EXERCISE REQUIREMENTS:
Lines in the records below that contain the word "JSON" must each be copied.

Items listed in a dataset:
....

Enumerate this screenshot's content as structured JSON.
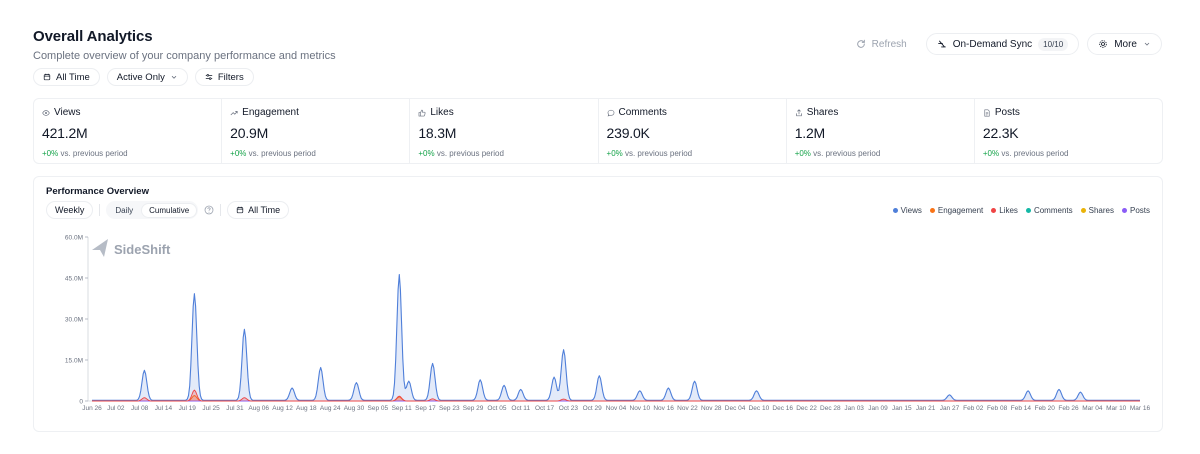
{
  "header": {
    "title": "Overall Analytics",
    "subtitle": "Complete overview of your company performance and metrics"
  },
  "actions": {
    "refresh_label": "Refresh",
    "sync_label": "On-Demand Sync",
    "sync_badge": "10/10",
    "more_label": "More"
  },
  "filters": {
    "time_label": "All Time",
    "status_label": "Active Only",
    "filters_label": "Filters"
  },
  "stats": [
    {
      "label": "Views",
      "value": "421.2M",
      "change": "+0%",
      "change_text": "vs. previous period",
      "icon": "eye-icon"
    },
    {
      "label": "Engagement",
      "value": "20.9M",
      "change": "+0%",
      "change_text": "vs. previous period",
      "icon": "trend-icon"
    },
    {
      "label": "Likes",
      "value": "18.3M",
      "change": "+0%",
      "change_text": "vs. previous period",
      "icon": "thumbs-up-icon"
    },
    {
      "label": "Comments",
      "value": "239.0K",
      "change": "+0%",
      "change_text": "vs. previous period",
      "icon": "comment-icon"
    },
    {
      "label": "Shares",
      "value": "1.2M",
      "change": "+0%",
      "change_text": "vs. previous period",
      "icon": "share-icon"
    },
    {
      "label": "Posts",
      "value": "22.3K",
      "change": "+0%",
      "change_text": "vs. previous period",
      "icon": "document-icon"
    }
  ],
  "performance": {
    "title": "Performance Overview",
    "period_label": "Weekly",
    "mode_daily": "Daily",
    "mode_cumulative": "Cumulative",
    "time_label": "All Time",
    "watermark": "SideShift"
  },
  "colors": {
    "views": "#4f7fd9",
    "engagement": "#f97316",
    "likes": "#ef4444",
    "comments": "#14b8a6",
    "shares": "#eab308",
    "posts": "#8b5cf6",
    "positive": "#16a34a"
  },
  "chart_data": {
    "type": "area",
    "legend_position": "top-right",
    "ylim": [
      0,
      60000000
    ],
    "y_ticks": [
      0,
      15000000,
      30000000,
      45000000,
      60000000
    ],
    "y_tick_labels": [
      "0",
      "15.0M",
      "30.0M",
      "45.0M",
      "60.0M"
    ],
    "x_tick_labels": [
      "Jun 26",
      "Jul 02",
      "Jul 08",
      "Jul 14",
      "Jul 19",
      "Jul 25",
      "Jul 31",
      "Aug 06",
      "Aug 12",
      "Aug 18",
      "Aug 24",
      "Aug 30",
      "Sep 05",
      "Sep 11",
      "Sep 17",
      "Sep 23",
      "Sep 29",
      "Oct 05",
      "Oct 11",
      "Oct 17",
      "Oct 23",
      "Oct 29",
      "Nov 04",
      "Nov 10",
      "Nov 16",
      "Nov 22",
      "Nov 28",
      "Dec 04",
      "Dec 10",
      "Dec 16",
      "Dec 22",
      "Dec 28",
      "Jan 03",
      "Jan 09",
      "Jan 15",
      "Jan 21",
      "Jan 27",
      "Feb 02",
      "Feb 08",
      "Feb 14",
      "Feb 20",
      "Feb 26",
      "Mar 04",
      "Mar 10",
      "Mar 16"
    ],
    "series": [
      {
        "name": "Views",
        "color": "#4f7fd9",
        "peaks": [
          {
            "x": 2.2,
            "y": 11000000
          },
          {
            "x": 4.3,
            "y": 39000000
          },
          {
            "x": 6.4,
            "y": 26000000
          },
          {
            "x": 8.4,
            "y": 4500000
          },
          {
            "x": 9.6,
            "y": 12000000
          },
          {
            "x": 11.1,
            "y": 6500000
          },
          {
            "x": 12.9,
            "y": 46000000
          },
          {
            "x": 13.3,
            "y": 7000000
          },
          {
            "x": 14.3,
            "y": 13500000
          },
          {
            "x": 16.3,
            "y": 7500000
          },
          {
            "x": 17.3,
            "y": 5500000
          },
          {
            "x": 18.0,
            "y": 4000000
          },
          {
            "x": 19.4,
            "y": 8500000
          },
          {
            "x": 19.8,
            "y": 18500000
          },
          {
            "x": 21.3,
            "y": 9000000
          },
          {
            "x": 23.0,
            "y": 3500000
          },
          {
            "x": 24.2,
            "y": 4500000
          },
          {
            "x": 25.3,
            "y": 7000000
          },
          {
            "x": 27.9,
            "y": 3500000
          },
          {
            "x": 36.0,
            "y": 2000000
          },
          {
            "x": 39.3,
            "y": 3500000
          },
          {
            "x": 40.6,
            "y": 4000000
          },
          {
            "x": 41.5,
            "y": 3000000
          }
        ]
      },
      {
        "name": "Engagement",
        "color": "#f97316",
        "peaks": [
          {
            "x": 4.3,
            "y": 2000000
          },
          {
            "x": 12.9,
            "y": 1500000
          }
        ]
      },
      {
        "name": "Likes",
        "color": "#ef4444",
        "peaks": [
          {
            "x": 2.2,
            "y": 1200000
          },
          {
            "x": 4.3,
            "y": 4000000
          },
          {
            "x": 6.4,
            "y": 1200000
          },
          {
            "x": 12.9,
            "y": 1800000
          },
          {
            "x": 14.3,
            "y": 800000
          },
          {
            "x": 19.8,
            "y": 700000
          }
        ]
      },
      {
        "name": "Comments",
        "color": "#14b8a6",
        "peaks": []
      },
      {
        "name": "Shares",
        "color": "#eab308",
        "peaks": []
      },
      {
        "name": "Posts",
        "color": "#8b5cf6",
        "peaks": []
      }
    ]
  }
}
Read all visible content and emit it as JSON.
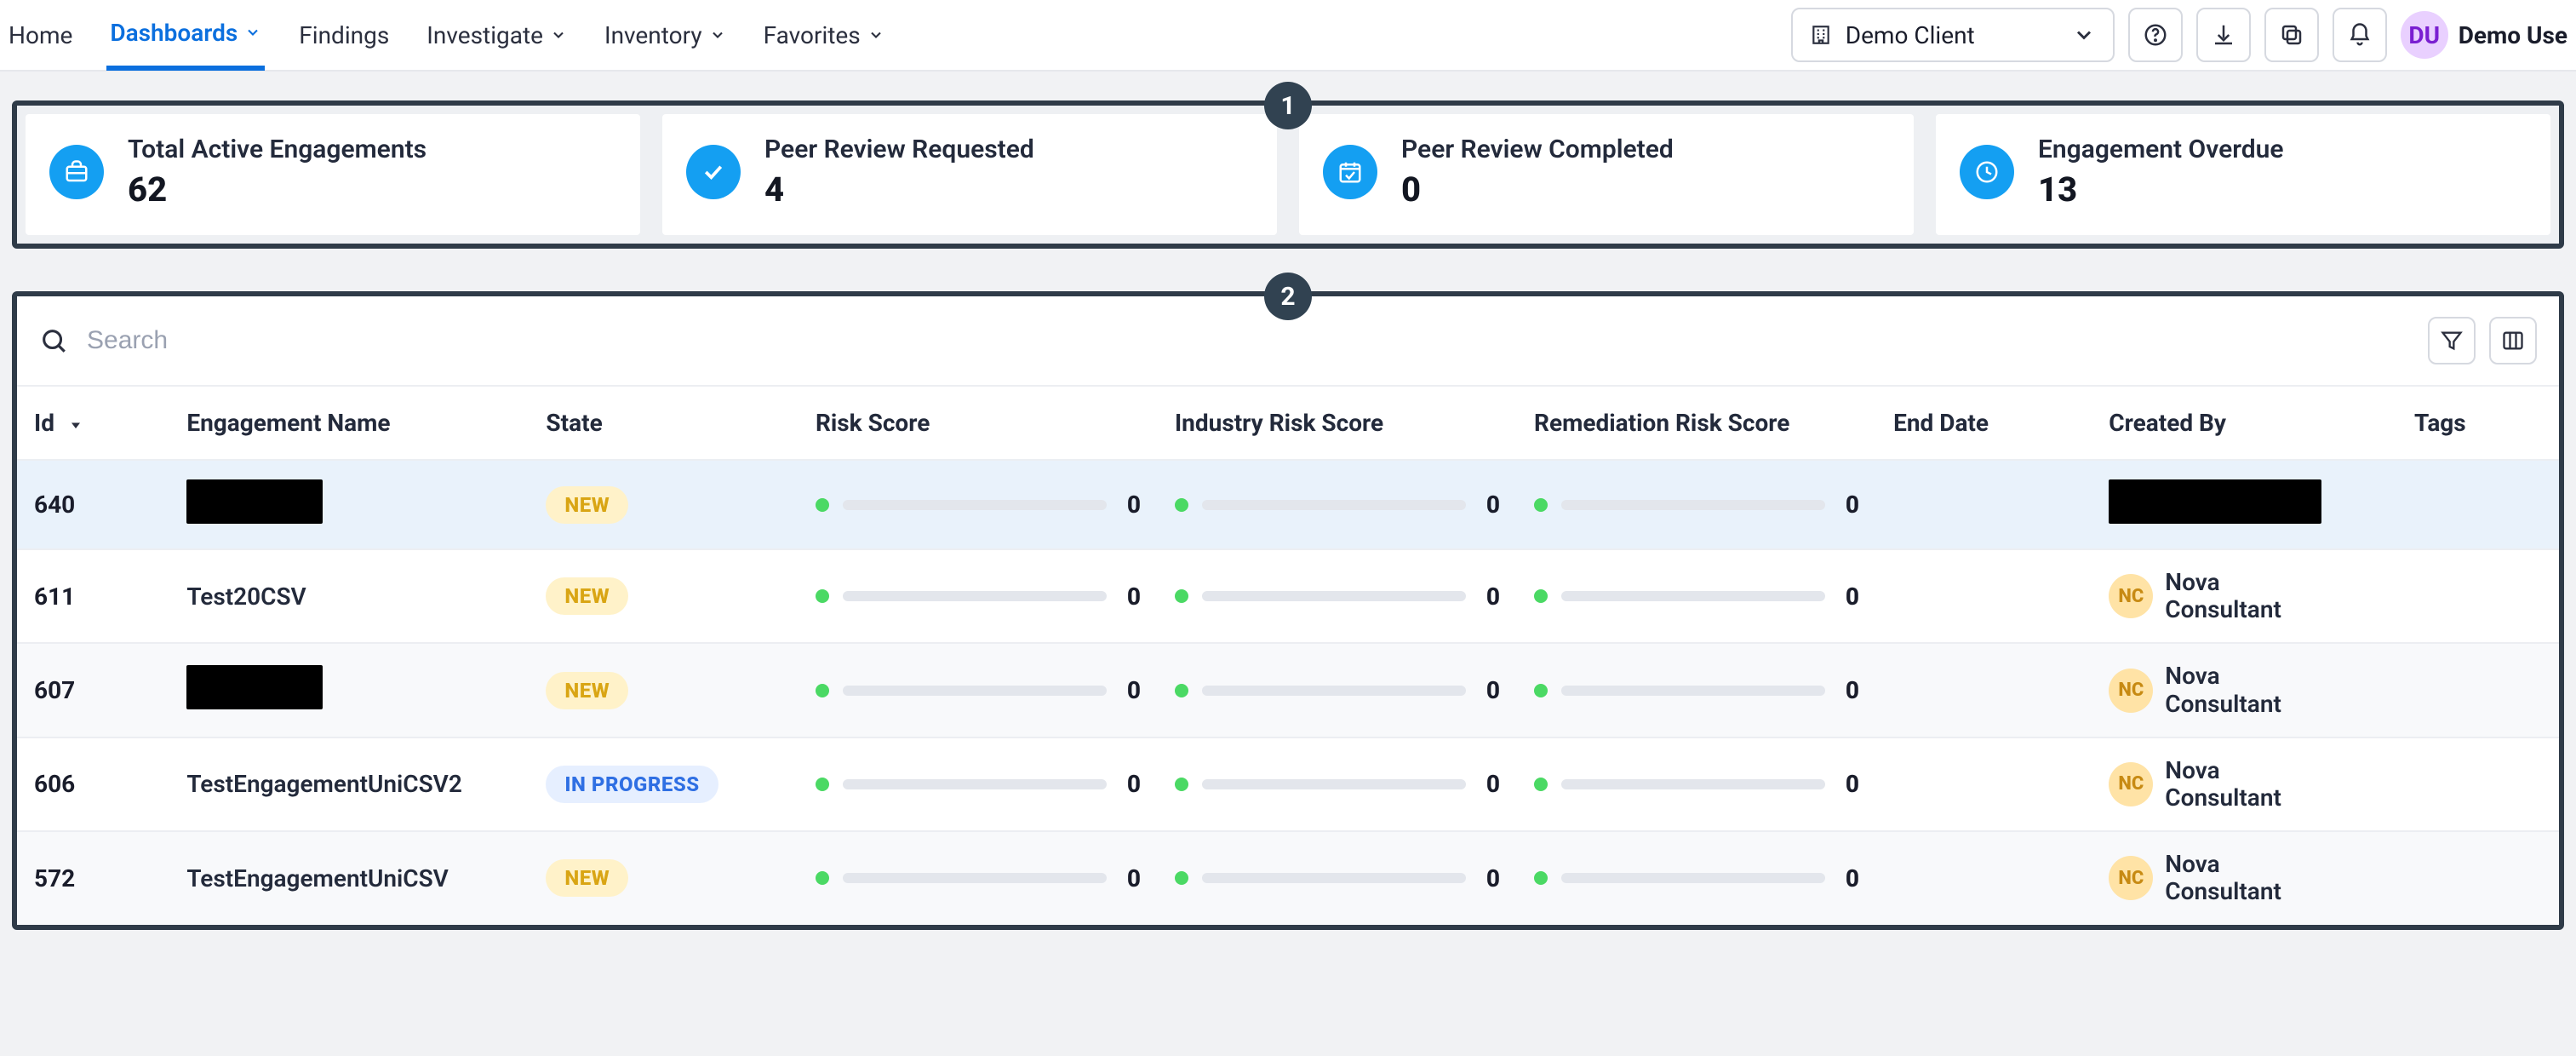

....

RESULT OF THE EXERCISE:
Enumerate this screenshot's content as structured JSON.
Read all visible content and emit it as JSON.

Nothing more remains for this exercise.